When the tax collection departments are the most corrupt letting off businessmen from investigation, because they are paid off, until there is a fair way of taxing people, don't have laws that burden an already burdened populace.

We should first ensure that the top 100,000 income earners pay their fair share of existing taxation first. VAT for example before increasing it for all hardworking people who are honest.

So the new act is a waste of paper and energy and bound to stifle growth, that right!

Anonymous said...

Tax compliance does not improve by a new Act. Only by improving the quality of the officers entrusted with collecting it. Time to get rid of the present carder who are too corrupt and replace them with new professionals, and a new attitude.

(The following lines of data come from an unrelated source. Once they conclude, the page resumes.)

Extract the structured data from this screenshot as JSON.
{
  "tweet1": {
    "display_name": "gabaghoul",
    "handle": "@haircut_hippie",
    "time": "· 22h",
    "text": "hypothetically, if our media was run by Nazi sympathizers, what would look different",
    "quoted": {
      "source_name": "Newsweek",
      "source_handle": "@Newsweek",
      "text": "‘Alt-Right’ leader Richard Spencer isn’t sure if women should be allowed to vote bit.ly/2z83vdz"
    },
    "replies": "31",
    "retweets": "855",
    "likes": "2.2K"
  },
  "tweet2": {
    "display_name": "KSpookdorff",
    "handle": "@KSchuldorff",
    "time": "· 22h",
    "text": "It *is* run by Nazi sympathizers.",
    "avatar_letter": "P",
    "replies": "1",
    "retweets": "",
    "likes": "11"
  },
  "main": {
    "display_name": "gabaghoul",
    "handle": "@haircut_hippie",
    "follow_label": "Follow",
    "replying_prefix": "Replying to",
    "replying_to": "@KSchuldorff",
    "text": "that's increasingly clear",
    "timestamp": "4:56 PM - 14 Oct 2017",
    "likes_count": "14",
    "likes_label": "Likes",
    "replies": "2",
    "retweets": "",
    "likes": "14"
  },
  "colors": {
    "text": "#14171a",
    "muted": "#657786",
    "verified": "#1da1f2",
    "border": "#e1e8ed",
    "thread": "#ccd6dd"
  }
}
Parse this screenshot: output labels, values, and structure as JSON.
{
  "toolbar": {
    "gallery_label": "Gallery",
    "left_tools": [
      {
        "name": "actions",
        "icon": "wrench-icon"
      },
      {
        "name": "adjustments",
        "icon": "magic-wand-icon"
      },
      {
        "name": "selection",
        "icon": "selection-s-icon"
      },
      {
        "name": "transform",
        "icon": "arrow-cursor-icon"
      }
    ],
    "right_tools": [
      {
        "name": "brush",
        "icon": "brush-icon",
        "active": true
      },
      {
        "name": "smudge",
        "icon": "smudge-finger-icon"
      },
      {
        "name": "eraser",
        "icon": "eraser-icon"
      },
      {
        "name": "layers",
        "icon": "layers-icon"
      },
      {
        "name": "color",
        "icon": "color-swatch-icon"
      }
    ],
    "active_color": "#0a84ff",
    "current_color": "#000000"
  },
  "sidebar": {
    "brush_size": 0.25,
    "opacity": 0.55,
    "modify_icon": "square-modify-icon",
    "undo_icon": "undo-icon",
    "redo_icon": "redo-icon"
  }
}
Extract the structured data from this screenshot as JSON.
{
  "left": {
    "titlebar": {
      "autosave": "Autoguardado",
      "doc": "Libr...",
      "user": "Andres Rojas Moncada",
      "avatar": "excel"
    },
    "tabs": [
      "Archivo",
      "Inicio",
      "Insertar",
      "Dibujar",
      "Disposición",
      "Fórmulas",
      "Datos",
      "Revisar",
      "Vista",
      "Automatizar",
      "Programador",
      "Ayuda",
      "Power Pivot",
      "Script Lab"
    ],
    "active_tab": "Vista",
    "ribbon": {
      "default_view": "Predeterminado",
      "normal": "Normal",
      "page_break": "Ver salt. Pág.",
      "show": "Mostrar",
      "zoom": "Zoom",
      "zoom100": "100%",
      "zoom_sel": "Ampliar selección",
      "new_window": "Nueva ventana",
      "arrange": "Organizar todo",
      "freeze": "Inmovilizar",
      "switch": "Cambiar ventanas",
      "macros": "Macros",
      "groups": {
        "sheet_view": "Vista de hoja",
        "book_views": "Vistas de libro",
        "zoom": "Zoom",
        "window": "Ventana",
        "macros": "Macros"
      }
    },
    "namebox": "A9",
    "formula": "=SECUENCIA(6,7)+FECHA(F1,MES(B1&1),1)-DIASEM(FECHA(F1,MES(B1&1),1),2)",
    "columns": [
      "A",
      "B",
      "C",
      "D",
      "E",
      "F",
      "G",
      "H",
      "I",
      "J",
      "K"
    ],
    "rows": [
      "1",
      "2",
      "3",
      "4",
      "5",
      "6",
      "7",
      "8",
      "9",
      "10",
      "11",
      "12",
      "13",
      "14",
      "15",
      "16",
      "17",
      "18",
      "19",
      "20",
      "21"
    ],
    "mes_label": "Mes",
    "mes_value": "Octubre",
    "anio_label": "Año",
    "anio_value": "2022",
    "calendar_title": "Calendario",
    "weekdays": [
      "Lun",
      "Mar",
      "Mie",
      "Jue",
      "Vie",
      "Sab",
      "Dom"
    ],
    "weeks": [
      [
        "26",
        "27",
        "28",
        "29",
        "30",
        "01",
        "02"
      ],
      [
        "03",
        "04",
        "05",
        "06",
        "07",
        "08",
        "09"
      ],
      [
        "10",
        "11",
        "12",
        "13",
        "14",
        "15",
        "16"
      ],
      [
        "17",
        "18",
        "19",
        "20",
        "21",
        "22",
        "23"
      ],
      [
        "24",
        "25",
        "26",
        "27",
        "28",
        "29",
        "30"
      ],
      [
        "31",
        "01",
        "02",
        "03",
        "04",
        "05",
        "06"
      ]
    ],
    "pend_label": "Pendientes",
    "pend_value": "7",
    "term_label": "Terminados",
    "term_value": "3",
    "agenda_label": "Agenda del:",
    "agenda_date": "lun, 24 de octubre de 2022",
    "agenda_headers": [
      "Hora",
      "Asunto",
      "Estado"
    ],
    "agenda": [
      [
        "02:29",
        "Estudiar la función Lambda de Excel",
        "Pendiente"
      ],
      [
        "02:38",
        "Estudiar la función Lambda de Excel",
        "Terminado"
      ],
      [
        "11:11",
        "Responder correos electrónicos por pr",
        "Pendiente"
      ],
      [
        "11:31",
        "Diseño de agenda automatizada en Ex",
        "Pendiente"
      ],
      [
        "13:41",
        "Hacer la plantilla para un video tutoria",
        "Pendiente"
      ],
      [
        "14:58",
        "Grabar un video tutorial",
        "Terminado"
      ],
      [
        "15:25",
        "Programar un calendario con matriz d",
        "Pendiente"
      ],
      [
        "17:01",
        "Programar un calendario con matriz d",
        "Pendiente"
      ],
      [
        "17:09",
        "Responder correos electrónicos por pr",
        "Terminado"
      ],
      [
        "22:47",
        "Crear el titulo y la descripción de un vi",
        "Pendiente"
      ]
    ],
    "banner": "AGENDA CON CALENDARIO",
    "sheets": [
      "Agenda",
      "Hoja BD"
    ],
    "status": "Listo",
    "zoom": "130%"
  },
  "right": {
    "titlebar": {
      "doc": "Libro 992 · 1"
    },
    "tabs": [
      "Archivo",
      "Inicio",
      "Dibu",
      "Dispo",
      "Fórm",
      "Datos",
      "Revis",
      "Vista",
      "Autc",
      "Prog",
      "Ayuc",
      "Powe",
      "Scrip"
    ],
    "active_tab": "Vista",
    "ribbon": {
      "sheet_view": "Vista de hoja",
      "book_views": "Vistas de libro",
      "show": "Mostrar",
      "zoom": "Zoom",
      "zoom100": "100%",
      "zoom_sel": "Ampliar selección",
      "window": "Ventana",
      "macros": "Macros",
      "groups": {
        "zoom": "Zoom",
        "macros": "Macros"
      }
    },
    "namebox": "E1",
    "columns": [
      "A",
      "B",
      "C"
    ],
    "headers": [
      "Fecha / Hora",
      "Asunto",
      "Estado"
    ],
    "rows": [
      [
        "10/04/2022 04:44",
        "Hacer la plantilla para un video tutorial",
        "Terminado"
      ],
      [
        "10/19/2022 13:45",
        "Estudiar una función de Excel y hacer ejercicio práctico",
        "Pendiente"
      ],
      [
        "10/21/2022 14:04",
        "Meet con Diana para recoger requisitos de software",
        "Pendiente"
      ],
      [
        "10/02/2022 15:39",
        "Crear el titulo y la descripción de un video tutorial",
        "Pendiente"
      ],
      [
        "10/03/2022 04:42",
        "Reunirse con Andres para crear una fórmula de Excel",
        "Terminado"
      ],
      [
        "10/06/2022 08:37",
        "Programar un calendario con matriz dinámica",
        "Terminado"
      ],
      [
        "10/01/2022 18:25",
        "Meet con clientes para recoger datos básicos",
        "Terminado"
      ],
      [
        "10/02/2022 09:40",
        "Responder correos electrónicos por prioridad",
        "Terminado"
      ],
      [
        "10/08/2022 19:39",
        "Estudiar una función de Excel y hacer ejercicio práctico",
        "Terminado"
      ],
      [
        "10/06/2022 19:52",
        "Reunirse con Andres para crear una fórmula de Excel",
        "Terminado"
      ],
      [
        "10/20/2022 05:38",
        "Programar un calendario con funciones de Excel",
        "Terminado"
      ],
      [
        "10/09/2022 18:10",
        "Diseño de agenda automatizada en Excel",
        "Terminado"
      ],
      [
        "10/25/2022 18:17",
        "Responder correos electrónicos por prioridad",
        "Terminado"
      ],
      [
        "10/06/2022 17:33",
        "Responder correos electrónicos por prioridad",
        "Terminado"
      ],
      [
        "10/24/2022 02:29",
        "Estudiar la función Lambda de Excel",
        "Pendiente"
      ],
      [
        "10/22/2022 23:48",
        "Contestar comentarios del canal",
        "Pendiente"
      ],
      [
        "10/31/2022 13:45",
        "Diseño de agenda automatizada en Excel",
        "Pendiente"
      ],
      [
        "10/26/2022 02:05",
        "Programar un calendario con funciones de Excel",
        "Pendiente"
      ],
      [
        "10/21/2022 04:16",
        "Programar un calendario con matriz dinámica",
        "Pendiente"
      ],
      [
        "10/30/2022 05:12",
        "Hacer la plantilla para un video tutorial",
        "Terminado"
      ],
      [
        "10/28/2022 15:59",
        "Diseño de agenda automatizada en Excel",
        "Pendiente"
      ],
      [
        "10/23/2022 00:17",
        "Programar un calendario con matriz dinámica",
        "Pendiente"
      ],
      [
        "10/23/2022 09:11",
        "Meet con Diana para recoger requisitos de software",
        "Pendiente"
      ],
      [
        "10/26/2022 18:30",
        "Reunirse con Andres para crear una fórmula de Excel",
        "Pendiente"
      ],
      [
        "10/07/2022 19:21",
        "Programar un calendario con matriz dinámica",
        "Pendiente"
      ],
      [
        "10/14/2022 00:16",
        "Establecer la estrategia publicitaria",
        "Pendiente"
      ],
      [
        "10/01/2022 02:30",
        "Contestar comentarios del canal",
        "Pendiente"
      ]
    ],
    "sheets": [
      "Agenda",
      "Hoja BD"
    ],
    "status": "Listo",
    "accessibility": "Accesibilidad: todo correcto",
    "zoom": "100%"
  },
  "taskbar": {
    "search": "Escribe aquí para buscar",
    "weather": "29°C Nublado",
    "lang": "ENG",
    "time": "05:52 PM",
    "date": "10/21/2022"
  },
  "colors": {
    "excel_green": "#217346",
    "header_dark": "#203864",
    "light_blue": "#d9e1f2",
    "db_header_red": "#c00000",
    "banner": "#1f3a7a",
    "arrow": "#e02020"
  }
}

You will be surprised how the yield will double. This will prove the Inland Revenue Department is part of the problem and not the solution.

Anonymous said...

When the President categorically says that the Treasury was raided mercilessly within the first few months of the Yahapalanaya Govt. why should we pay taxes for the money to go into some rogues pocket? It goes completely against the principles of justice.

We earn fair and square, but choose to re invest instead of paying taxes to the state because they waste it. So what is morally justifiable?

Simple DON'T pay a dime to the rogues until the whole system is changed

Anonymous said...

Inland Revenue staff are just a shakedown mafia in Sri Lanka, bone lazy and cannot think outside the box. So they go after those with a tax file and hassle them for more payment so they can show collection rise to their bosses and in return for reduced hassle shakedown the tax payer for a kickback on the promise they will not hassle him any further for perhaps two years.

They must concentrate on those not on the net and audaciously flouting their wealth wherever they go, as they know they will not be shaken down, due to cretins in the tax service.

Until professionalism enters the tax service, no laws will be enforceable that benefit the state, only to benefit the staff of the IRD, who have become massively rich second only to the staff in the Customs.

Why don't they have a wealth declaration and check their claims carefully, as they know they wont get caught, they flout their wealth extravagantly.